Pollination of Fruiting Trees and Shrubs
It seems as if everyone is interested in growing fruiting trees this year, but aren’t sure about pollination. For starters, the conditions that work against fruit production are as follows; cool, rainy weather conditions during flowering season, old and unproductive trees that do not flower (apple/pear trees life span is 40 years then need to be replaced), apples perform biennially with a great crop one year and not much the next, and lack of pollinating insects (I encourage you to plant insect attractors such as borage, Monarda, Marigolds, Pansies, Euphorbia, Trollius, and Arabis.)
Apples (malus) and Pears (pyrus)
Both apples and pears require a second tree for cross-pollination, ideally within 500 feet. In most prairie cities and towns of 7500 or more, a single tree in a yard will probably suffice. To be safe, a second (alternate variety) is suggested. You should try and plant different varieties when it comes to apples and pears for an ideal crop. If you only have a small space consider purchasing a combination tree where four or more varieties have be grafted on to the same tree. Also, pears can cross pollinate with apples as long as both trees bloom at the same time.
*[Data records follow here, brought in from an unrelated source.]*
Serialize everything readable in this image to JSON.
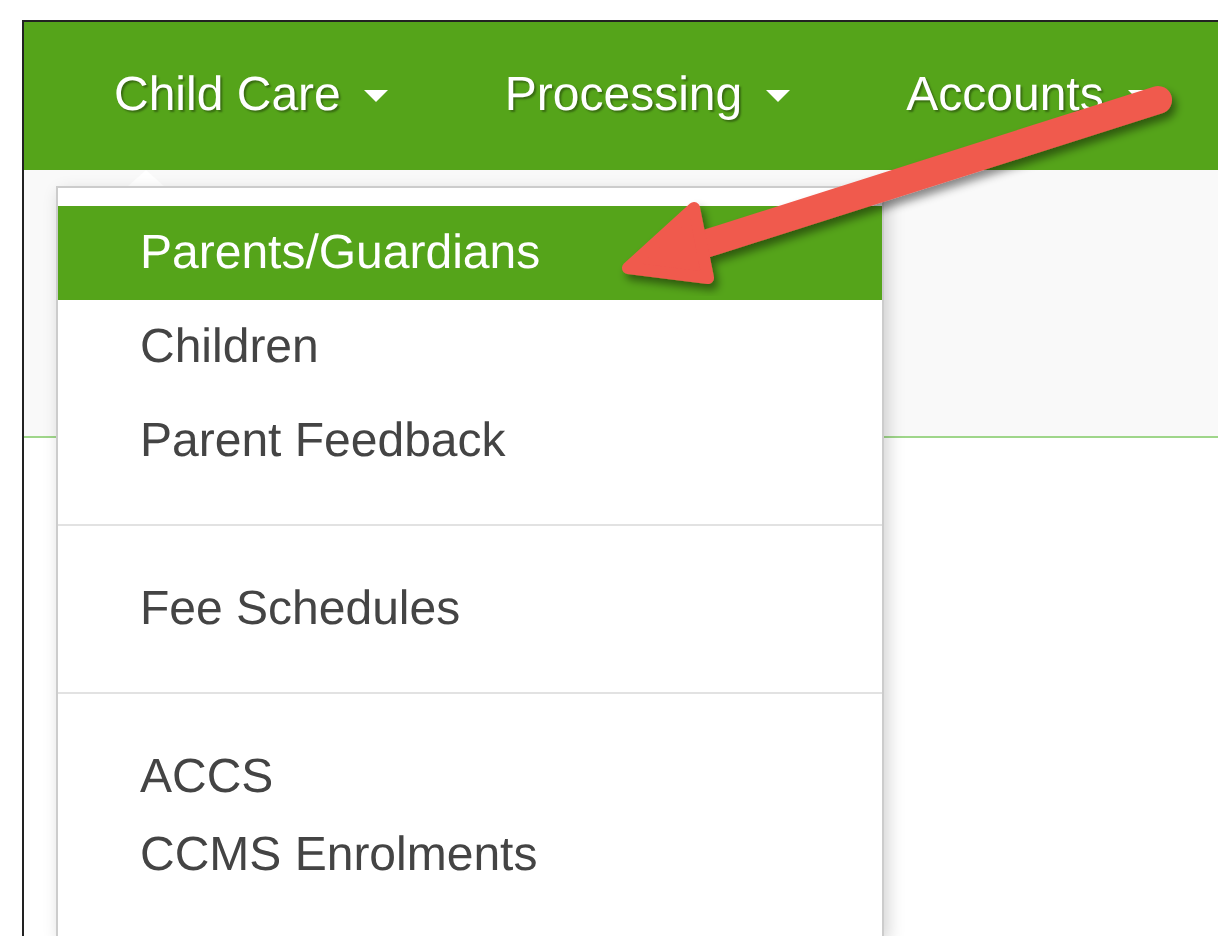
{
  "nav": {
    "items": [
      {
        "label": "Child Care"
      },
      {
        "label": "Processing"
      },
      {
        "label": "Accounts"
      }
    ]
  },
  "dropdown": {
    "groups": [
      {
        "items": [
          {
            "label": "Parents/Guardians",
            "selected": true
          },
          {
            "label": "Children",
            "selected": false
          },
          {
            "label": "Parent Feedback",
            "selected": false
          }
        ]
      },
      {
        "items": [
          {
            "label": "Fee Schedules",
            "selected": false
          }
        ]
      },
      {
        "items": [
          {
            "label": "ACCS",
            "selected": false
          },
          {
            "label": "CCMS Enrolments",
            "selected": false
          }
        ]
      }
    ]
  },
  "annotation": {
    "kind": "arrow"
  }
}
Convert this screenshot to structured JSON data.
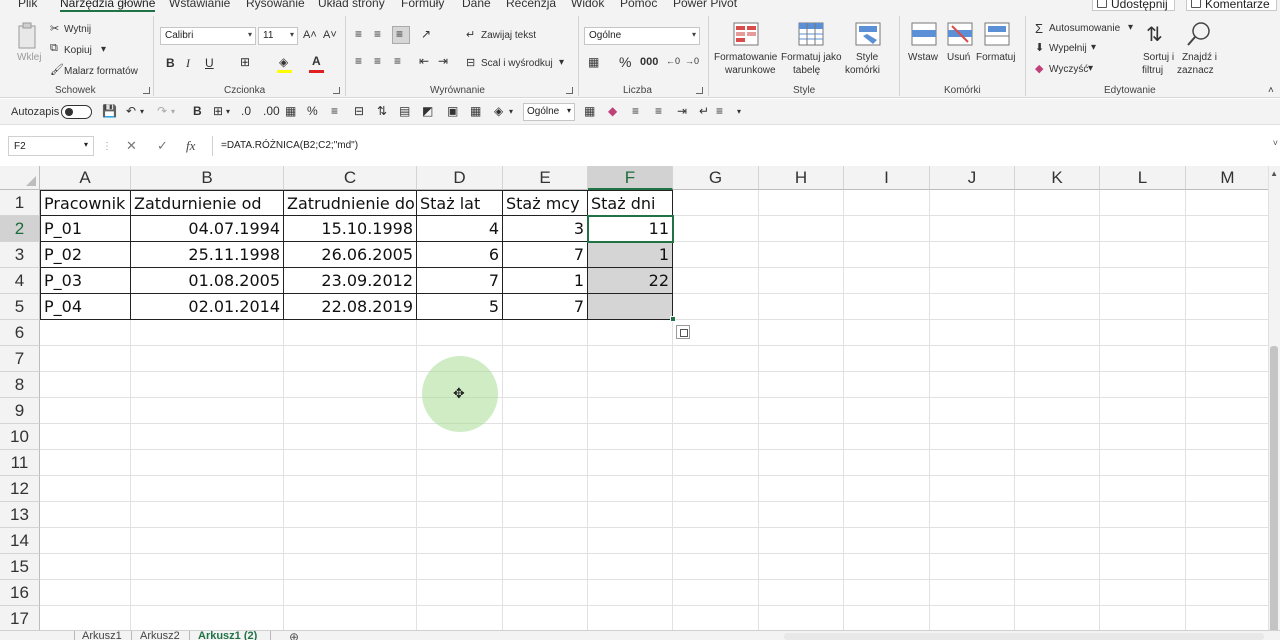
{
  "ribbon_tabs": [
    "Plik",
    "Narzędzia główne",
    "Wstawianie",
    "Rysowanie",
    "Układ strony",
    "Formuły",
    "Dane",
    "Recenzja",
    "Widok",
    "Pomoc",
    "Power Pivot"
  ],
  "active_tab": "Narzędzia główne",
  "share_label": "Udostępnij",
  "comments_label": "Komentarze",
  "clipboard": {
    "paste": "Wklej",
    "cut": "Wytnij",
    "copy": "Kopiuj",
    "format_painter": "Malarz formatów",
    "group": "Schowek"
  },
  "font": {
    "name": "Calibri",
    "size": "11",
    "group": "Czcionka"
  },
  "alignment": {
    "wrap": "Zawijaj tekst",
    "merge": "Scal i wyśrodkuj",
    "group": "Wyrównanie"
  },
  "number": {
    "format": "Ogólne",
    "group": "Liczba"
  },
  "styles": {
    "conditional": [
      "Formatowanie",
      "warunkowe"
    ],
    "format_table": [
      "Formatuj jako",
      "tabelę"
    ],
    "cell_styles": [
      "Style",
      "komórki"
    ],
    "group": "Style"
  },
  "cells": {
    "insert": "Wstaw",
    "delete": "Usuń",
    "format": "Formatuj",
    "group": "Komórki"
  },
  "editing": {
    "autosum": "Autosumowanie",
    "fill": "Wypełnij",
    "clear": "Wyczyść",
    "sort": [
      "Sortuj i",
      "filtruj"
    ],
    "find": [
      "Znajdź i",
      "zaznacz"
    ],
    "group": "Edytowanie"
  },
  "qat": {
    "autosave": "Autozapis",
    "numfmt": "Ogólne"
  },
  "formula_bar": {
    "name_box": "F2",
    "formula": "=DATA.RÓŻNICA(B2;C2;\"md\")"
  },
  "columns": [
    "A",
    "B",
    "C",
    "D",
    "E",
    "F",
    "G",
    "H",
    "I",
    "J",
    "K",
    "L",
    "M"
  ],
  "rows": [
    "1",
    "2",
    "3",
    "4",
    "5",
    "6",
    "7",
    "8",
    "9",
    "10",
    "11",
    "12",
    "13",
    "14",
    "15",
    "16",
    "17"
  ],
  "table": {
    "headers": [
      "Pracownik",
      "Zatdurnienie od",
      "Zatrudnienie do",
      "Staż lat",
      "Staż mcy",
      "Staż dni"
    ],
    "rows": [
      [
        "P_01",
        "04.07.1994",
        "15.10.1998",
        "4",
        "3",
        "11"
      ],
      [
        "P_02",
        "25.11.1998",
        "26.06.2005",
        "6",
        "7",
        "1"
      ],
      [
        "P_03",
        "01.08.2005",
        "23.09.2012",
        "7",
        "1",
        "22"
      ],
      [
        "P_04",
        "02.01.2014",
        "22.08.2019",
        "5",
        "7",
        ""
      ]
    ]
  },
  "sheets": [
    "Arkusz1",
    "Arkusz2",
    "Arkusz1 (2)"
  ],
  "active_sheet": "Arkusz1 (2)",
  "colors": {
    "accent": "#217346",
    "selected_fill": "#d5d5d5",
    "click_marker": "#aadc96"
  }
}
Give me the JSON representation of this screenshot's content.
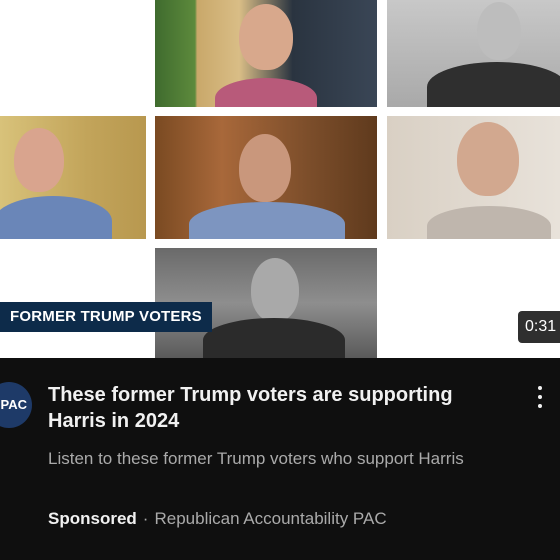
{
  "video": {
    "banner_text": "FORMER TRUMP VOTERS",
    "duration": "0:31"
  },
  "channel": {
    "avatar_text": "PAC",
    "accent_color": "#1e3a68"
  },
  "ad": {
    "title": "These former Trump voters are supporting Harris in 2024",
    "description": "Listen to these former Trump voters who support Harris",
    "sponsored_label": "Sponsored",
    "separator": "·",
    "advertiser": "Republican Accountability PAC"
  },
  "icons": {
    "more": "more-vert-icon"
  }
}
Cherries and Plums (prunus)
Sour cherries are self-pollinating so only one tree is needed for fruit production. We often carry quite a few different varieties of these types of cherries such as Evans, and the romance series (Cupid, Valentine, Juliet, Romeo). They are all great tasting cherries with high sugar content and are prairie hardy.
For edible, prairie hardy Plums to cross pollinate and bear fruit, it is essential that the varieties bloom at the same time. Varieties that bloom mid-season will cross pollinate both early and late blooming varieties, as well as other mid-season bloomers. Chokecherries will also aid in cross pollination.
Grapes are self-pollinating. Cross pollination is not essential, but some hybrids may have non-viable pollen. Because of this, it is recommended to plant 2 or more varieties. Remove all suckers from the base of the leaves after the end of June. Remove ends of canes 2 to 3 leaves past the last fruit cluster. Also prune out and remove all non-producing canes.
Blueberries are self-pollinating, but 2 or more varieties will result in a better yield and larger berries.
Currants and Gooseberries (ribes)
Currants and gooseberries are self-pollinating. Excellent fruit production can be obtained with just one plant. If currants are grown near gooseberries, however, yields can be even better!
Strawberries (fragaria), Raspberries (rubus) and Saskatoons (amelanchier)
Strawberries, raspberries and saskatoons are all self-pollinating. Only one plant is actually required and they do not cross-pollinate each other.
Generally, they are self-pollinating plants. However, it has been found that planting one Polar Jewel variety among Tundra and Borealis will greatly increase fruit production.
I hope this helps and encourages you to try some different fruit producers, as there is nothing like fresh picked apple pie and preserves.
Author: Colleen Tanner